It’s time we drive a stake through the heart of “professional judgment” methodologies in education. Unfortunately, the method has come back from the grave in the most recent Fordham report on regulating vouchers in which an expert panel was asked about the best regulatory framework for voucher programs.
The methodology was previously known for its use in school funding adequacy lawsuits. In those cases a group of educators and experts was gathered to determine the amount of spending that is required to produce an adequate education. Not surprisingly, their professional judgment was always that we need to spend billions and billions (use Carl Sagan voice) more than we spend now. In the most famous use of the professional judgment method, an expert panel convinced the state courts to order the addition of $15 billion to the New York City school system — that’s an extra $15,000 per student.
And advocates for school construction have relied on professional judgment methodologies to argue that we need $127 billion in additional spending to get school facilities in adequate shape. And who could forget the JPGB professional judgment study that determined that this blog needs a spaceship, pony, martinis, cigars, and junkets to Vegas to do an adequate job?

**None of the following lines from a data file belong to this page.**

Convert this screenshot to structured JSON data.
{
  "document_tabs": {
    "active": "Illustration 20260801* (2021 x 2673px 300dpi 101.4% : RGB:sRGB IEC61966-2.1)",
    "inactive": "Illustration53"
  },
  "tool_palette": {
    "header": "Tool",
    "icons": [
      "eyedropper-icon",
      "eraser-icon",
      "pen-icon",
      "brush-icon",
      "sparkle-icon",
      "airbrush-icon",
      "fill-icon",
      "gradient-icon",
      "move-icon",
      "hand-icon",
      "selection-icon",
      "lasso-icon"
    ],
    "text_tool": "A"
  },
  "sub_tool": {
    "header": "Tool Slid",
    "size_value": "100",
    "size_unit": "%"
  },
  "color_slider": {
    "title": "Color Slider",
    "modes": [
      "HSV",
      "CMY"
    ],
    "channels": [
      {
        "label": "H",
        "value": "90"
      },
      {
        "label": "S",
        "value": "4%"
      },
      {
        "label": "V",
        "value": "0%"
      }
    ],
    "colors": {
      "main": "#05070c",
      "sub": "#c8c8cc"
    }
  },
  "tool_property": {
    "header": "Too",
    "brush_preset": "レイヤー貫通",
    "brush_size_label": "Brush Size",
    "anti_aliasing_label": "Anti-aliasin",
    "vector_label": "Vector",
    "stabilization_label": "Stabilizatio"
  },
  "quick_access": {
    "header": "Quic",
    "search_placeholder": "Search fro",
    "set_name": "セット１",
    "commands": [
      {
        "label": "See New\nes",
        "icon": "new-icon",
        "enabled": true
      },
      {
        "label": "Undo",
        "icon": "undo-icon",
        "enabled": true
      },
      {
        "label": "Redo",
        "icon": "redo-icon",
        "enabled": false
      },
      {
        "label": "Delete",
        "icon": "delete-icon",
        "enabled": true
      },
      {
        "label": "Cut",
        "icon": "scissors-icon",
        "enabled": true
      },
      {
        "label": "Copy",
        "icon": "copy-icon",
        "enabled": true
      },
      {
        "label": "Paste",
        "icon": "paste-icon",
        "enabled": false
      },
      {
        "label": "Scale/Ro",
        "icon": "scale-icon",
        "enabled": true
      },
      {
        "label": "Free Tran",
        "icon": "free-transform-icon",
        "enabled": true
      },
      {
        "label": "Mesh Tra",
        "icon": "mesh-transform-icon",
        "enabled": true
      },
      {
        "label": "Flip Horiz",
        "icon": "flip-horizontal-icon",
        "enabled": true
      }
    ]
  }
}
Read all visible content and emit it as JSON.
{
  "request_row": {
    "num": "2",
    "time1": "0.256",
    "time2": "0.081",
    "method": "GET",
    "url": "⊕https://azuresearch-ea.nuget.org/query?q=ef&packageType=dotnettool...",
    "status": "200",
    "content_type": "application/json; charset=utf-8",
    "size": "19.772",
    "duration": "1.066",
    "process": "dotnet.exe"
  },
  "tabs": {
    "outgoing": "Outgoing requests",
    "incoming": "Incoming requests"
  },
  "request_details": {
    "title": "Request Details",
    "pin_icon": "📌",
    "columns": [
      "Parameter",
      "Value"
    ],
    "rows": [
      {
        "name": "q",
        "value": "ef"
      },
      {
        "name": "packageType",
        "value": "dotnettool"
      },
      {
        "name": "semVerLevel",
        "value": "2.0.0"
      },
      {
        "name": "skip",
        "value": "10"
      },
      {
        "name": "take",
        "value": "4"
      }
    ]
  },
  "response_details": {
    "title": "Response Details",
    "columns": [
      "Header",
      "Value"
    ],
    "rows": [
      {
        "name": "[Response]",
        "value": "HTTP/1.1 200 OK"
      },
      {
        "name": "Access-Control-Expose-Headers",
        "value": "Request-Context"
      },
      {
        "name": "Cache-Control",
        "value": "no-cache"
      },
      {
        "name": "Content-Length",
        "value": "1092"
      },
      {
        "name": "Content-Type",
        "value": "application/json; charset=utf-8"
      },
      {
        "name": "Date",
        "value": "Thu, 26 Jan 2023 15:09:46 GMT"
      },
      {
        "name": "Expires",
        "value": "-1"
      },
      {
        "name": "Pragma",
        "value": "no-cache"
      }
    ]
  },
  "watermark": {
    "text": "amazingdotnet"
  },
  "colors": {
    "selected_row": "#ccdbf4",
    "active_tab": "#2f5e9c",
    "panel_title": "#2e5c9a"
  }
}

Of course, the main problem with the professional judgment method is that it more closely resembles a political rather than a scientific process. Asking involved parties to recommend solutions may inspire haggling, coalition-building, and grandstanding, but it doesn’t produce truth. If we really wanted to know the best regulatory framework, shouldn’t we empirically examine the relationship between regulation and outcomes that we desire?
Rather than engage in the hard work of collecting or examining empirical evidence, it seems to be popular among beltway organizations to gather panels of experts and ask them what they think. Even worse, the answers depend heavily on which experts are asked and what the questions are.
For example, do high stakes pressure schools to sacrifice the learning of certain academic subjects to improve results in others with high stakes attached? The Center for Education Policy employed a variant of the professional judgment method by surveying school district officials to ask them if this was happening. They found that 62% of districts reported an increase in high-stakes subjects and 44% reported a decrease in other subjects, so CEP concluded that high-stakes was narrowing the curriculum. But the GAO surveyed teachers and found that 90% reported that there had not been a change in time spent on the low stakes subject of art. About 4% reported an increase in focus on art and 7% reported a decrease. So the GAO, also employing the professional judgment method, gets a very different answer than CEP. Obviously, which experts you ask and what you ask them make an enormous difference.
Besides, if we really wanted to know about whether high stakes narrow the curriculum, shouldn’t we try to measure the outcome directly rather than ask people what they think? Marcus Winters and I did this by studying whether high stakes in Florida negatively impinged on achievement in the low-stakes subject of science. We found no negative effect on science achievement from raising the stakes on math and reading. Schools that were under pressure to improve math and reading results also improved their science results.
Even if you aren’t convinced by our study, it is clear that this is a better way to get at policy questions than by using the professional judgment method. Stop organizing committees of selected “experts” and start analyzing actual outcomes.